[Component data from apps and pages]
-=-=-

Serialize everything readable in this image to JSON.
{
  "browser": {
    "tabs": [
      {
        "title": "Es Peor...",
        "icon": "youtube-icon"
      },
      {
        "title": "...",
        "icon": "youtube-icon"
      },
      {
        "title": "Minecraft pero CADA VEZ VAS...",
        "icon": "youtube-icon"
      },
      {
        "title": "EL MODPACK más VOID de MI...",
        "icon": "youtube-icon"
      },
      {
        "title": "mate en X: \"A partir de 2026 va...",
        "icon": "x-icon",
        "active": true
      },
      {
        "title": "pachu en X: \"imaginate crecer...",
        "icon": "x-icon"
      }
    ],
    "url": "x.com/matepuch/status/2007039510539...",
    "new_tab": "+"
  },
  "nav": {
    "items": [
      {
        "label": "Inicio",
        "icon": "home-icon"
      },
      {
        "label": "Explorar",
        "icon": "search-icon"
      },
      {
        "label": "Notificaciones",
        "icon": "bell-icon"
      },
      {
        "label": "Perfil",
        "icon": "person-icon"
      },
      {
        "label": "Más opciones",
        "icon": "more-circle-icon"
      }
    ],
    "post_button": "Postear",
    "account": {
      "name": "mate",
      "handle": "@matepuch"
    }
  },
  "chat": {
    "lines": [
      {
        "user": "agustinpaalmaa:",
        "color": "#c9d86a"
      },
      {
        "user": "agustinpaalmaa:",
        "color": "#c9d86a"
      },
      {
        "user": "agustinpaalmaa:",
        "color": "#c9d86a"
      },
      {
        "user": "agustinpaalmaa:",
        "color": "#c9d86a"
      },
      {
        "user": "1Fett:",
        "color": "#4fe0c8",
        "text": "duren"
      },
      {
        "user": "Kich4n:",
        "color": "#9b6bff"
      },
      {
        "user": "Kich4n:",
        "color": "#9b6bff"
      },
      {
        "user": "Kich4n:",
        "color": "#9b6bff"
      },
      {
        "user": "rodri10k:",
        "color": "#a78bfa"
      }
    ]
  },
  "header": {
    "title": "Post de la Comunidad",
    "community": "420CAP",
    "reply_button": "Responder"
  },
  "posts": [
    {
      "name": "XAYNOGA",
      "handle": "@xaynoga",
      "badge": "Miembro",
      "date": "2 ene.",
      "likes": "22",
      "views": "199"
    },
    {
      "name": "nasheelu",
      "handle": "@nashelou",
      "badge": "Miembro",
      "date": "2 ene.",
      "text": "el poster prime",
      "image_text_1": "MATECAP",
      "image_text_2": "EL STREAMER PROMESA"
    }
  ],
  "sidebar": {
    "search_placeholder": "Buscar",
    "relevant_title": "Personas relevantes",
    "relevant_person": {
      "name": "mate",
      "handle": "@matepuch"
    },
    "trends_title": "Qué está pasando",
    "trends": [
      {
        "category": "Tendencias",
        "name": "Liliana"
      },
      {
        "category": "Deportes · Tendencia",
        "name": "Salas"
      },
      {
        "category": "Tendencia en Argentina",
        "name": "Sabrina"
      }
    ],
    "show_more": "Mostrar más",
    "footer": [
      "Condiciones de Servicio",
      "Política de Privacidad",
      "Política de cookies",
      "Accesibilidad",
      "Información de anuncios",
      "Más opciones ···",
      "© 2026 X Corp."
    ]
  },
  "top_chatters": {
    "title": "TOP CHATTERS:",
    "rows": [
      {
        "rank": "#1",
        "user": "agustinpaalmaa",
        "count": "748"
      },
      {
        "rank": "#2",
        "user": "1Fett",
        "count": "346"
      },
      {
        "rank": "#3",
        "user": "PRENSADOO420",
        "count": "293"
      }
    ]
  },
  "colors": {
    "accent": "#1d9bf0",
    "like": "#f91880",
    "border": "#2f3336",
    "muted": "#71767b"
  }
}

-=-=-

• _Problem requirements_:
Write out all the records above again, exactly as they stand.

• _Answer below_:
Serialize everything readable in this image to JSON.
{
  "browser": {
    "tabs": [
      {
        "title": "Es Peor...",
        "icon": "youtube-icon"
      },
      {
        "title": "...",
        "icon": "youtube-icon"
      },
      {
        "title": "Minecraft pero CADA VEZ VAS...",
        "icon": "youtube-icon"
      },
      {
        "title": "EL MODPACK más VOID de MI...",
        "icon": "youtube-icon"
      },
      {
        "title": "mate en X: \"A partir de 2026 va...",
        "icon": "x-icon",
        "active": true
      },
      {
        "title": "pachu en X: \"imaginate crecer...",
        "icon": "x-icon"
      }
    ],
    "url": "x.com/matepuch/status/2007039510539...",
    "new_tab": "+"
  },
  "nav": {
    "items": [
      {
        "label": "Inicio",
        "icon": "home-icon"
      },
      {
        "label": "Explorar",
        "icon": "search-icon"
      },
      {
        "label": "Notificaciones",
        "icon": "bell-icon"
      },
      {
        "label": "Perfil",
        "icon": "person-icon"
      },
      {
        "label": "Más opciones",
        "icon": "more-circle-icon"
      }
    ],
    "post_button": "Postear",
    "account": {
      "name": "mate",
      "handle": "@matepuch"
    }
  },
  "chat": {
    "lines": [
      {
        "user": "agustinpaalmaa:",
        "color": "#c9d86a"
      },
      {
        "user": "agustinpaalmaa:",
        "color": "#c9d86a"
      },
      {
        "user": "agustinpaalmaa:",
        "color": "#c9d86a"
      },
      {
        "user": "agustinpaalmaa:",
        "color": "#c9d86a"
      },
      {
        "user": "1Fett:",
        "color": "#4fe0c8",
        "text": "duren"
      },
      {
        "user": "Kich4n:",
        "color": "#9b6bff"
      },
      {
        "user": "Kich4n:",
        "color": "#9b6bff"
      },
      {
        "user": "Kich4n:",
        "color": "#9b6bff"
      },
      {
        "user": "rodri10k:",
        "color": "#a78bfa"
      }
    ]
  },
  "header": {
    "title": "Post de la Comunidad",
    "community": "420CAP",
    "reply_button": "Responder"
  },
  "posts": [
    {
      "name": "XAYNOGA",
      "handle": "@xaynoga",
      "badge": "Miembro",
      "date": "2 ene.",
      "likes": "22",
      "views": "199"
    },
    {
      "name": "nasheelu",
      "handle": "@nashelou",
      "badge": "Miembro",
      "date": "2 ene.",
      "text": "el poster prime",
      "image_text_1": "MATECAP",
      "image_text_2": "EL STREAMER PROMESA"
    }
  ],
  "sidebar": {
    "search_placeholder": "Buscar",
    "relevant_title": "Personas relevantes",
    "relevant_person": {
      "name": "mate",
      "handle": "@matepuch"
    },
    "trends_title": "Qué está pasando",
    "trends": [
      {
        "category": "Tendencias",
        "name": "Liliana"
      },
      {
        "category": "Deportes · Tendencia",
        "name": "Salas"
      },
      {
        "category": "Tendencia en Argentina",
        "name": "Sabrina"
      }
    ],
    "show_more": "Mostrar más",
    "footer": [
      "Condiciones de Servicio",
      "Política de Privacidad",
      "Política de cookies",
      "Accesibilidad",
      "Información de anuncios",
      "Más opciones ···",
      "© 2026 X Corp."
    ]
  },
  "top_chatters": {
    "title": "TOP CHATTERS:",
    "rows": [
      {
        "rank": "#1",
        "user": "agustinpaalmaa",
        "count": "748"
      },
      {
        "rank": "#2",
        "user": "1Fett",
        "count": "346"
      },
      {
        "rank": "#3",
        "user": "PRENSADOO420",
        "count": "293"
      }
    ]
  },
  "colors": {
    "accent": "#1d9bf0",
    "like": "#f91880",
    "border": "#2f3336",
    "muted": "#71767b"
  }
}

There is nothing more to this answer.